The introduction of a unitary patent and a unified patent court system is viewed as a very exciting prospect. Somewhat paradoxically, however, the introduction of the UP will mean that three types of patents will become available in Europe: national patents; so-called European bundle patents; and UPs. During the transitional period, litigation of European bundle patents may take place not only before national courts, but also before the UPC. Initially therefore, the system will be more complex than at present.

For existing holders of European patents, one of the key issues will be whether to opt out of the UPC system during the seven-year transitional period. Depending upon the amount of the opt-out fee, this would be a prudent step for “crown jewel” patents because it would avoid the risk of pan-EU patent revocation by an inexperienced new court. An opt-out may generally be withdrawn, thereby allowing pan-EU enforcement of that same patent at a later date.

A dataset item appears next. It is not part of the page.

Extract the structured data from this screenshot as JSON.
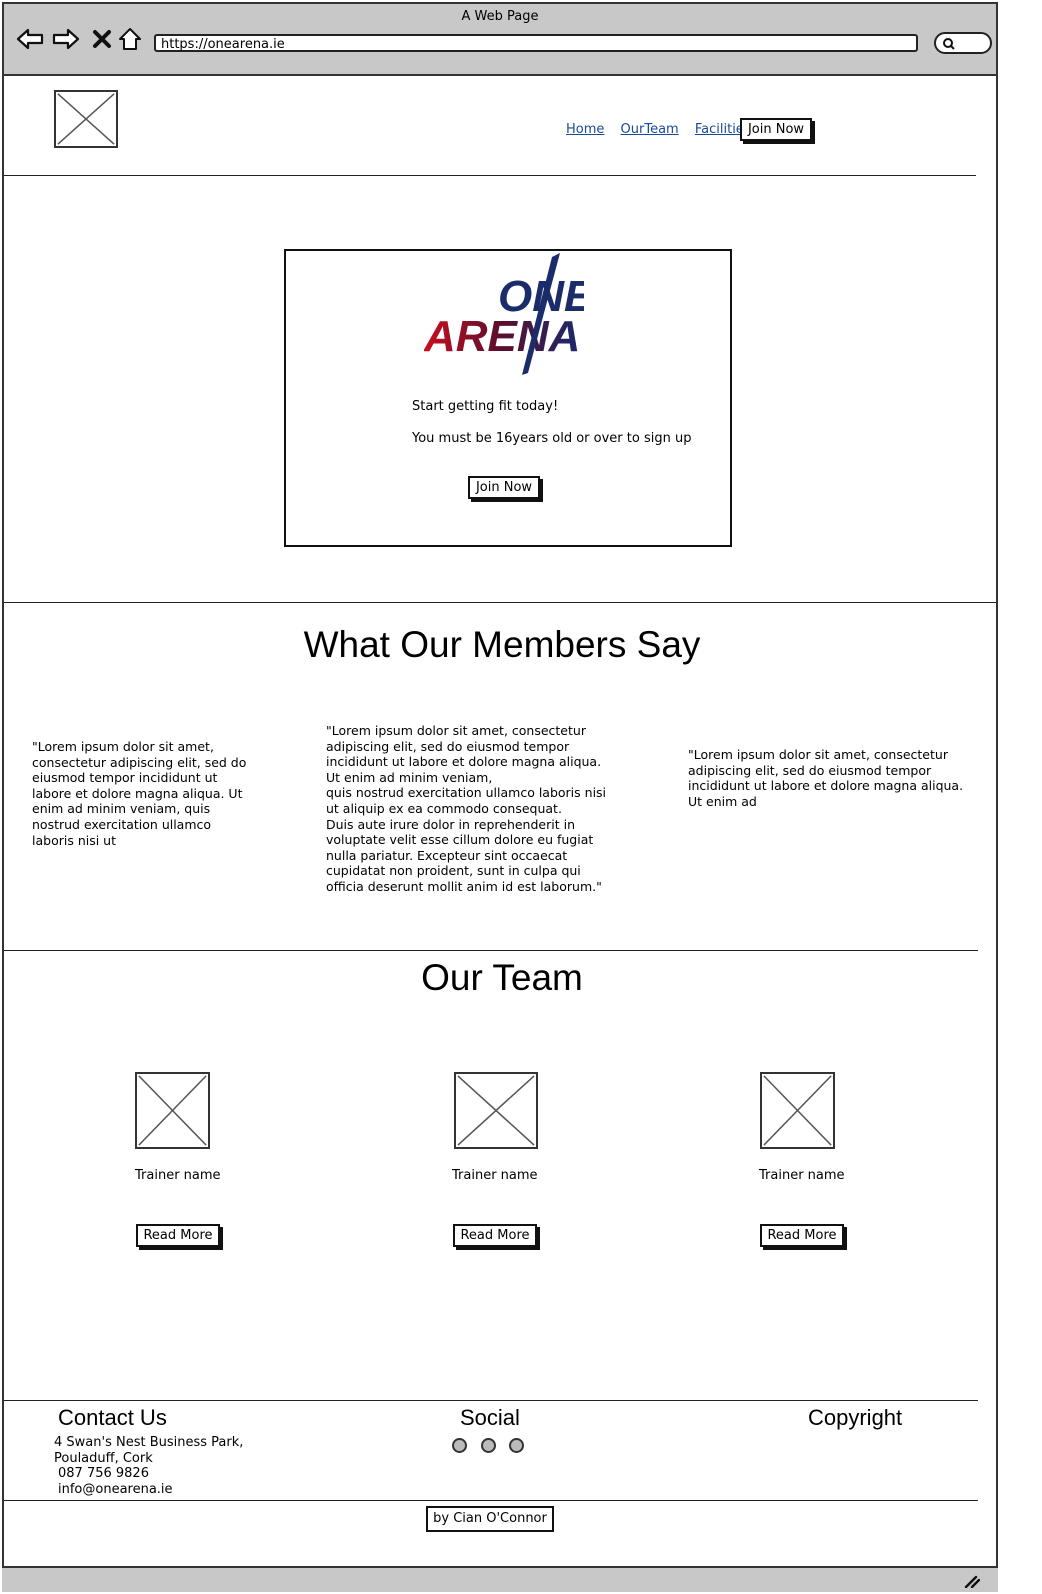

An issue for patent applicants will be whether to choose unitary protection upon grant rather than to choose a European bundle patent. The answer will in part depend upon the geographical scope of protection needed for the technology in question and of course the cost of renewal fees. As to the latter, a European bundle patent gives greater flexibility: some territories can be “dropped”’ during the life of the patent, with consequent cost savings.

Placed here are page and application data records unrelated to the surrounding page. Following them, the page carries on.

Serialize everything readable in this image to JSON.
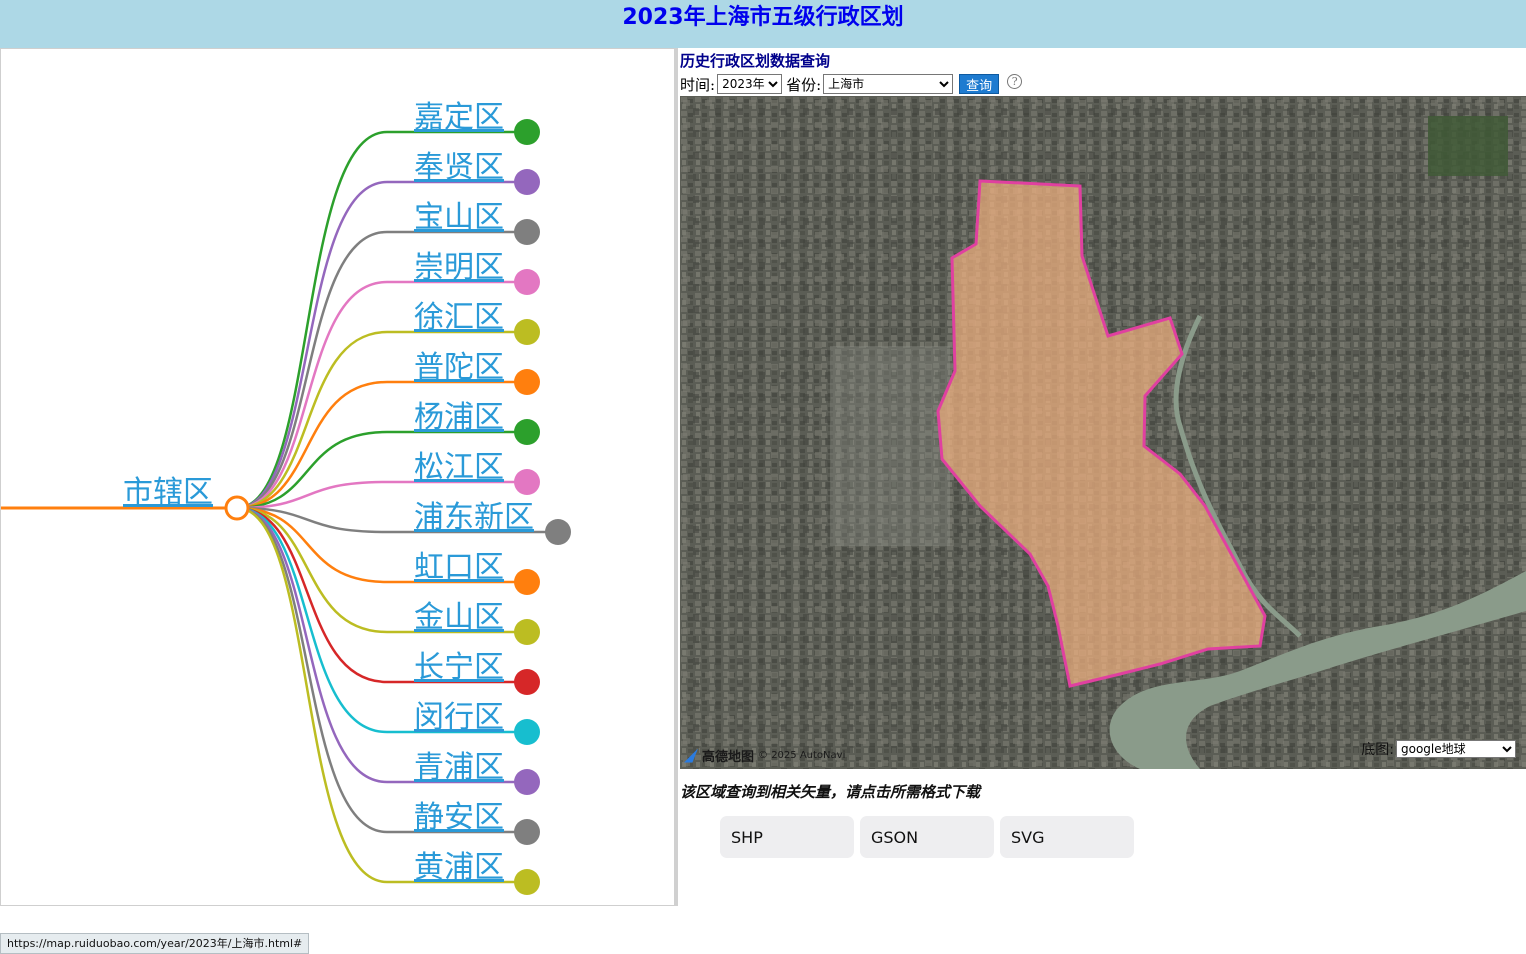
{
  "header": {
    "title": "2023年上海市五级行政区划"
  },
  "tree": {
    "root_label": "市辖区",
    "branches": [
      {
        "label": "嘉定区",
        "color": "#2ca02c"
      },
      {
        "label": "奉贤区",
        "color": "#9467bd"
      },
      {
        "label": "宝山区",
        "color": "#7f7f7f"
      },
      {
        "label": "崇明区",
        "color": "#e377c2"
      },
      {
        "label": "徐汇区",
        "color": "#bcbd22"
      },
      {
        "label": "普陀区",
        "color": "#ff7f0e"
      },
      {
        "label": "杨浦区",
        "color": "#2ca02c"
      },
      {
        "label": "松江区",
        "color": "#e377c2"
      },
      {
        "label": "浦东新区",
        "color": "#7f7f7f"
      },
      {
        "label": "虹口区",
        "color": "#ff7f0e"
      },
      {
        "label": "金山区",
        "color": "#bcbd22"
      },
      {
        "label": "长宁区",
        "color": "#d62728"
      },
      {
        "label": "闵行区",
        "color": "#17becf"
      },
      {
        "label": "青浦区",
        "color": "#9467bd"
      },
      {
        "label": "静安区",
        "color": "#7f7f7f"
      },
      {
        "label": "黄浦区",
        "color": "#bcbd22"
      }
    ],
    "root_color": "#ff7f0e",
    "link_color": "#2a9ad8"
  },
  "query": {
    "title": "历史行政区划数据查询",
    "time_label": "时间:",
    "time_value": "2023年",
    "province_label": "省份:",
    "province_value": "上海市",
    "button_label": "查询",
    "help_symbol": "?"
  },
  "map": {
    "logo_text": "高德地图",
    "copyright": "© 2025 AutoNavi",
    "basemap_label": "底图:",
    "basemap_value": "google地球",
    "highlight_fill": "#f0b080",
    "highlight_stroke": "#e040a0"
  },
  "download": {
    "note": "该区域查询到相关矢量，请点击所需格式下载",
    "buttons": [
      "SHP",
      "GSON",
      "SVG"
    ]
  },
  "status": {
    "url": "https://map.ruiduobao.com/year/2023年/上海市.html#"
  }
}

At first instance, the seat of the UPC central division will be in Paris, with sections in London and Munich. Broadly, London will deal with chemical and life sciences patents, Munich with mechanical engineering and Paris with electronic and ICT. These courts will also deal with infringement cases transferred by local or regional divisions as well as infringement cases where there is no UPC division in the member state in question. This could well lead to a concentration of patent litigation in France, the UK, and Germany.

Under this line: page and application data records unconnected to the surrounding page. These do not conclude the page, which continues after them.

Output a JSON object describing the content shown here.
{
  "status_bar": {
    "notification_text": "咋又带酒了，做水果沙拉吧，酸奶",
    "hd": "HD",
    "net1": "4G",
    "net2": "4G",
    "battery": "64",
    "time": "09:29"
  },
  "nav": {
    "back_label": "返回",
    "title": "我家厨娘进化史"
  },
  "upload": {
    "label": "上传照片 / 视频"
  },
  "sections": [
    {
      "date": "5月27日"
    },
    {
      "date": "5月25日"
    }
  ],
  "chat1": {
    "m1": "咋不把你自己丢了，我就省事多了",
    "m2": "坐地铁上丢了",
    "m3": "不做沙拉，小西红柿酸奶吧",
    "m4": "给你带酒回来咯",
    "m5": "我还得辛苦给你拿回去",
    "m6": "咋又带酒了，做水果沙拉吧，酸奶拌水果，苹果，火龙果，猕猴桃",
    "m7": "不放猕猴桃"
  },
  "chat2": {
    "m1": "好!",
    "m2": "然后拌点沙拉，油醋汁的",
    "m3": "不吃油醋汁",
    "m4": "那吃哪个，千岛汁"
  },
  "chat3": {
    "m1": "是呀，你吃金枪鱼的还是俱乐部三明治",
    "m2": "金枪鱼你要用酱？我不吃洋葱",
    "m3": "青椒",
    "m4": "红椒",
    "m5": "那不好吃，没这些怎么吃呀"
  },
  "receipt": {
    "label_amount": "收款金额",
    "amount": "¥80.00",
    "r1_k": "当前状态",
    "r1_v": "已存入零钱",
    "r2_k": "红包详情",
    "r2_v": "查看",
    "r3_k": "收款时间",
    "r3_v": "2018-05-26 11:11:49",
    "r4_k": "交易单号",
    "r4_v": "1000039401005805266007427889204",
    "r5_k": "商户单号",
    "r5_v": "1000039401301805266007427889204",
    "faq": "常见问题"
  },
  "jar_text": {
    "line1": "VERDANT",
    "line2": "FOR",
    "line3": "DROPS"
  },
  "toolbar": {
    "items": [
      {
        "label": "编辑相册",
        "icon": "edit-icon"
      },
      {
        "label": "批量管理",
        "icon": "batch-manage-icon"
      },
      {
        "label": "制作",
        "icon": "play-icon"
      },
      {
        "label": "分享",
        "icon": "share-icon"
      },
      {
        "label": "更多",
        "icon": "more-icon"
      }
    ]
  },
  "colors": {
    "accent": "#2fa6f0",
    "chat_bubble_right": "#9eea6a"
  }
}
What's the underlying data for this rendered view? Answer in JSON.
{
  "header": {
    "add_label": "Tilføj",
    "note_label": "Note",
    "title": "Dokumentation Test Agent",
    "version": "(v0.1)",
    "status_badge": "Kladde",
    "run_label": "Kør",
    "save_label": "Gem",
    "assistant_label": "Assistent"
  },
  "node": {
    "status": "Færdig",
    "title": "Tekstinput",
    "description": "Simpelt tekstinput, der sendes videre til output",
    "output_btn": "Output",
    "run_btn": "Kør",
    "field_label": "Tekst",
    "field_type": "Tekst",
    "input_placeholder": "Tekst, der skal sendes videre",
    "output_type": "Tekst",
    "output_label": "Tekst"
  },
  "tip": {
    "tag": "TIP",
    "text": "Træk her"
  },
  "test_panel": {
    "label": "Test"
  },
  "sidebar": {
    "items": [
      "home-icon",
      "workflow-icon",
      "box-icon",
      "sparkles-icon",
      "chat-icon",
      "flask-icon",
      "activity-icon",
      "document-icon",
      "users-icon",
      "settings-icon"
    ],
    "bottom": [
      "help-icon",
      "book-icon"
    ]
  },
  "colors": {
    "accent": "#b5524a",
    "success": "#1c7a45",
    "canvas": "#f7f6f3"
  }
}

If the litigation process before the UPC is efficient, and if the UPC is able to make decisions quickly, predictably and consistently, it will be a great success. The quality of the judges, facilities, administrative support and level of funding, as well as the amount of fees charged will all be key elements. But we in the UK and France are optimistic. There is a real commitment among all parties to make it work.